##### Data for review #####

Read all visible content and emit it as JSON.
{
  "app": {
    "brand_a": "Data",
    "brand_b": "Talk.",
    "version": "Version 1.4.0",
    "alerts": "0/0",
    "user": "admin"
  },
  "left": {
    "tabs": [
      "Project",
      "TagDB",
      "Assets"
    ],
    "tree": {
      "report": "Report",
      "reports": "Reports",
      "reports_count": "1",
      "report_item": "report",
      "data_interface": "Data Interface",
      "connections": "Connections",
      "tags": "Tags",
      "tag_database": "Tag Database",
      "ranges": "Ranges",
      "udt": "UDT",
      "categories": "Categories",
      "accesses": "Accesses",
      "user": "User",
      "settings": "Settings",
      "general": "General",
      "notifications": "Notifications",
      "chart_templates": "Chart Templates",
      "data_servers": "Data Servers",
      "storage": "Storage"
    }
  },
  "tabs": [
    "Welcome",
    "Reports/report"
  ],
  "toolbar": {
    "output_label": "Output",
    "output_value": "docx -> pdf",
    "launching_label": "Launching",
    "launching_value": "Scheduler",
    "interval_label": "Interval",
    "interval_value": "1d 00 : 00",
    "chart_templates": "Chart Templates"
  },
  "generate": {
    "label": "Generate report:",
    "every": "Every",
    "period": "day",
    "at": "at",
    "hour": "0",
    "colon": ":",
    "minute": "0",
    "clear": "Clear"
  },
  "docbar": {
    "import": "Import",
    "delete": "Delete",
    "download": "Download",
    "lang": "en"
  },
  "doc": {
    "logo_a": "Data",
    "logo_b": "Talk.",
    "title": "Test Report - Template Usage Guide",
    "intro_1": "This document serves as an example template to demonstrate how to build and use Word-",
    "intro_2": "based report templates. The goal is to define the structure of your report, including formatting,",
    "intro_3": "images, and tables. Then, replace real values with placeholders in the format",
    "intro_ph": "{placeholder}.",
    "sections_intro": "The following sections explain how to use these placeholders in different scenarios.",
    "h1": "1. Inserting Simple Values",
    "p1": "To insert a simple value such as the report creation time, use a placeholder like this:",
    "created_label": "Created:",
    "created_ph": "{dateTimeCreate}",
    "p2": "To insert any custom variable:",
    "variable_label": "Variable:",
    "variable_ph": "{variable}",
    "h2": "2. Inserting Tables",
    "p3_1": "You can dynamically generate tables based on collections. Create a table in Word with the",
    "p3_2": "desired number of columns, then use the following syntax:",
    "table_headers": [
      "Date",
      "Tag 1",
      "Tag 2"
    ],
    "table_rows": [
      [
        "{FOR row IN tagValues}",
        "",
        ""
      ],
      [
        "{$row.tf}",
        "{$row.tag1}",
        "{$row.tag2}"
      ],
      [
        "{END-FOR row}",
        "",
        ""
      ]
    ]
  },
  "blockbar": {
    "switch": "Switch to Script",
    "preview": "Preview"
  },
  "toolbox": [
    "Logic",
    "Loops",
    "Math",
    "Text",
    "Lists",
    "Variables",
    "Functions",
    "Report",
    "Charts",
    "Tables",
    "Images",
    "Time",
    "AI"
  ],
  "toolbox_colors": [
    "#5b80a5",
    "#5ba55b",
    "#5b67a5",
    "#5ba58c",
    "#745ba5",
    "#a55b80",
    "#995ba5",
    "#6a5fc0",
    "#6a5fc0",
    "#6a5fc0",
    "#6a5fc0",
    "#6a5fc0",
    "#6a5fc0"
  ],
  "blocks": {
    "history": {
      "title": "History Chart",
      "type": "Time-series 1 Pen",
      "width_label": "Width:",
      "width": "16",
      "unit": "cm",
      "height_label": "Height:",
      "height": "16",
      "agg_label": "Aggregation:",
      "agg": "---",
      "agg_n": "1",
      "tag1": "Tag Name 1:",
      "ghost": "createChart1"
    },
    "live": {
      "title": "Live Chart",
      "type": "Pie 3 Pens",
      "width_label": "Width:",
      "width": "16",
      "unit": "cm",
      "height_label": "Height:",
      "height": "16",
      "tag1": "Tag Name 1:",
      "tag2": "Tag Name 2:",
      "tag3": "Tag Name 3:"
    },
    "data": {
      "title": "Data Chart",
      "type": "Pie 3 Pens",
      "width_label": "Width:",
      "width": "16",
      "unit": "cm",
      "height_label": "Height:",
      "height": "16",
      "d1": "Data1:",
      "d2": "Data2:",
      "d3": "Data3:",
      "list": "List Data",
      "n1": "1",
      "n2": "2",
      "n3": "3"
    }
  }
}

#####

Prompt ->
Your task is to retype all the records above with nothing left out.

Solved problem ->
Read all visible content and emit it as JSON.
{
  "app": {
    "brand_a": "Data",
    "brand_b": "Talk.",
    "version": "Version 1.4.0",
    "alerts": "0/0",
    "user": "admin"
  },
  "left": {
    "tabs": [
      "Project",
      "TagDB",
      "Assets"
    ],
    "tree": {
      "report": "Report",
      "reports": "Reports",
      "reports_count": "1",
      "report_item": "report",
      "data_interface": "Data Interface",
      "connections": "Connections",
      "tags": "Tags",
      "tag_database": "Tag Database",
      "ranges": "Ranges",
      "udt": "UDT",
      "categories": "Categories",
      "accesses": "Accesses",
      "user": "User",
      "settings": "Settings",
      "general": "General",
      "notifications": "Notifications",
      "chart_templates": "Chart Templates",
      "data_servers": "Data Servers",
      "storage": "Storage"
    }
  },
  "tabs": [
    "Welcome",
    "Reports/report"
  ],
  "toolbar": {
    "output_label": "Output",
    "output_value": "docx -> pdf",
    "launching_label": "Launching",
    "launching_value": "Scheduler",
    "interval_label": "Interval",
    "interval_value": "1d 00 : 00",
    "chart_templates": "Chart Templates"
  },
  "generate": {
    "label": "Generate report:",
    "every": "Every",
    "period": "day",
    "at": "at",
    "hour": "0",
    "colon": ":",
    "minute": "0",
    "clear": "Clear"
  },
  "docbar": {
    "import": "Import",
    "delete": "Delete",
    "download": "Download",
    "lang": "en"
  },
  "doc": {
    "logo_a": "Data",
    "logo_b": "Talk.",
    "title": "Test Report - Template Usage Guide",
    "intro_1": "This document serves as an example template to demonstrate how to build and use Word-",
    "intro_2": "based report templates. The goal is to define the structure of your report, including formatting,",
    "intro_3": "images, and tables. Then, replace real values with placeholders in the format",
    "intro_ph": "{placeholder}.",
    "sections_intro": "The following sections explain how to use these placeholders in different scenarios.",
    "h1": "1. Inserting Simple Values",
    "p1": "To insert a simple value such as the report creation time, use a placeholder like this:",
    "created_label": "Created:",
    "created_ph": "{dateTimeCreate}",
    "p2": "To insert any custom variable:",
    "variable_label": "Variable:",
    "variable_ph": "{variable}",
    "h2": "2. Inserting Tables",
    "p3_1": "You can dynamically generate tables based on collections. Create a table in Word with the",
    "p3_2": "desired number of columns, then use the following syntax:",
    "table_headers": [
      "Date",
      "Tag 1",
      "Tag 2"
    ],
    "table_rows": [
      [
        "{FOR row IN tagValues}",
        "",
        ""
      ],
      [
        "{$row.tf}",
        "{$row.tag1}",
        "{$row.tag2}"
      ],
      [
        "{END-FOR row}",
        "",
        ""
      ]
    ]
  },
  "blockbar": {
    "switch": "Switch to Script",
    "preview": "Preview"
  },
  "toolbox": [
    "Logic",
    "Loops",
    "Math",
    "Text",
    "Lists",
    "Variables",
    "Functions",
    "Report",
    "Charts",
    "Tables",
    "Images",
    "Time",
    "AI"
  ],
  "toolbox_colors": [
    "#5b80a5",
    "#5ba55b",
    "#5b67a5",
    "#5ba58c",
    "#745ba5",
    "#a55b80",
    "#995ba5",
    "#6a5fc0",
    "#6a5fc0",
    "#6a5fc0",
    "#6a5fc0",
    "#6a5fc0",
    "#6a5fc0"
  ],
  "blocks": {
    "history": {
      "title": "History Chart",
      "type": "Time-series 1 Pen",
      "width_label": "Width:",
      "width": "16",
      "unit": "cm",
      "height_label": "Height:",
      "height": "16",
      "agg_label": "Aggregation:",
      "agg": "---",
      "agg_n": "1",
      "tag1": "Tag Name 1:",
      "ghost": "createChart1"
    },
    "live": {
      "title": "Live Chart",
      "type": "Pie 3 Pens",
      "width_label": "Width:",
      "width": "16",
      "unit": "cm",
      "height_label": "Height:",
      "height": "16",
      "tag1": "Tag Name 1:",
      "tag2": "Tag Name 2:",
      "tag3": "Tag Name 3:"
    },
    "data": {
      "title": "Data Chart",
      "type": "Pie 3 Pens",
      "width_label": "Width:",
      "width": "16",
      "unit": "cm",
      "height_label": "Height:",
      "height": "16",
      "d1": "Data1:",
      "d2": "Data2:",
      "d3": "Data3:",
      "list": "List Data",
      "n1": "1",
      "n2": "2",
      "n3": "3"
    }
  }
}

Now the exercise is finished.